SOAR and the Growth of Local Land Trusts
Some have wondered about the purpose and effects of the recent SOAR election victories, and it certainly cannot hurt to be reminded every now and then that theSOAR battles have created real and tangible benefits to the community. The obvious sometimes creates complacency. We have open space between the cities and we can sometimes become inured to – forget – or at least fail to acknowledge – the psychological and physicalbenefits that brings if only on the occasional walk along the edge of an orchard or field.
But there are other very real benefits that have beencreated by the SOAR victories. Local large landholders who had possibly harbored deep development objectives for their properties have begun to realize that the highest and best use of their properties may be tosell to a non-profit. The political will, as demonstratedby SOAR, does not support the kind of sprawl that such developments would engender.
As is currently being experienced by the Ventura Land Trust, there is a new-found willingness of certain landholders to sell their properties to a land trust for the purpose of a public use of formerly private land.
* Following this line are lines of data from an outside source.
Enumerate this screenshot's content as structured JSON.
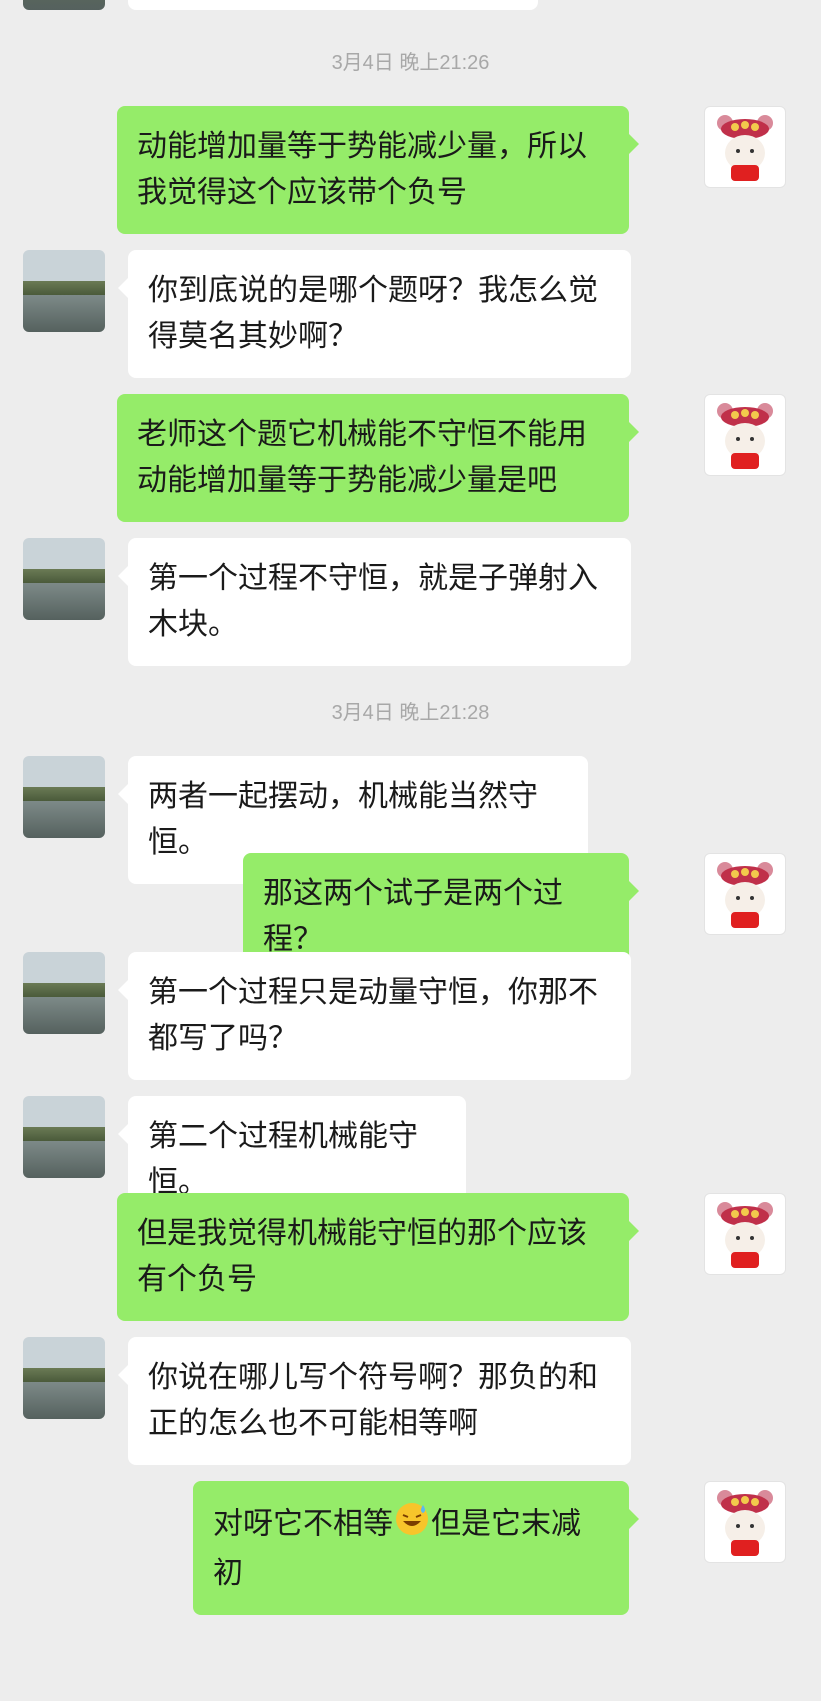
{
  "timestamps": [
    "3月4日 晚上21:26",
    "3月4日 晚上21:28"
  ],
  "messages": [
    {
      "side": "right",
      "text": "动能增加量等于势能减少量，所以我觉得这个应该带个负号"
    },
    {
      "side": "left",
      "text": "你到底说的是哪个题呀？我怎么觉得莫名其妙啊？"
    },
    {
      "side": "right",
      "text": "老师这个题它机械能不守恒不能用动能增加量等于势能减少量是吧"
    },
    {
      "side": "left",
      "text": "第一个过程不守恒，就是子弹射入木块。"
    },
    {
      "side": "left",
      "text": "两者一起摆动，机械能当然守恒。"
    },
    {
      "side": "right",
      "text": "那这两个试子是两个过程？"
    },
    {
      "side": "left",
      "text": "第一个过程只是动量守恒，你那不都写了吗？"
    },
    {
      "side": "left",
      "text": "第二个过程机械能守恒。"
    },
    {
      "side": "right",
      "text": "但是我觉得机械能守恒的那个应该有个负号"
    },
    {
      "side": "left",
      "text": "你说在哪儿写个符号啊？那负的和正的怎么也不可能相等啊"
    },
    {
      "side": "right",
      "text_before": "对呀它不相等",
      "emoji": "sweat-laugh-emoji",
      "text_after": "但是它末减初"
    }
  ],
  "avatars": {
    "left": "landscape-photo-avatar",
    "right": "cartoon-girl-avatar"
  },
  "colors": {
    "background": "#ededed",
    "incoming_bubble": "#ffffff",
    "outgoing_bubble": "#95ec69",
    "timestamp": "#a8a8a8"
  }
}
The ability to hike in the back-country behind the cities of Ventura and Santa Paula through the dedication of property to a land trust can create a destination objective for much of Southern California and beyond.
While not the whole story, the victories in the SOAR efforts are among the factors that very much facilitate the prospect of not just hiking along private lands, but the ability to hike through the lands once they have become part of the land trust domain.
SOAR is a part of that calculus when landowners are evaluating their options. SOAR victories really matter and the layers of their import are not always obvious.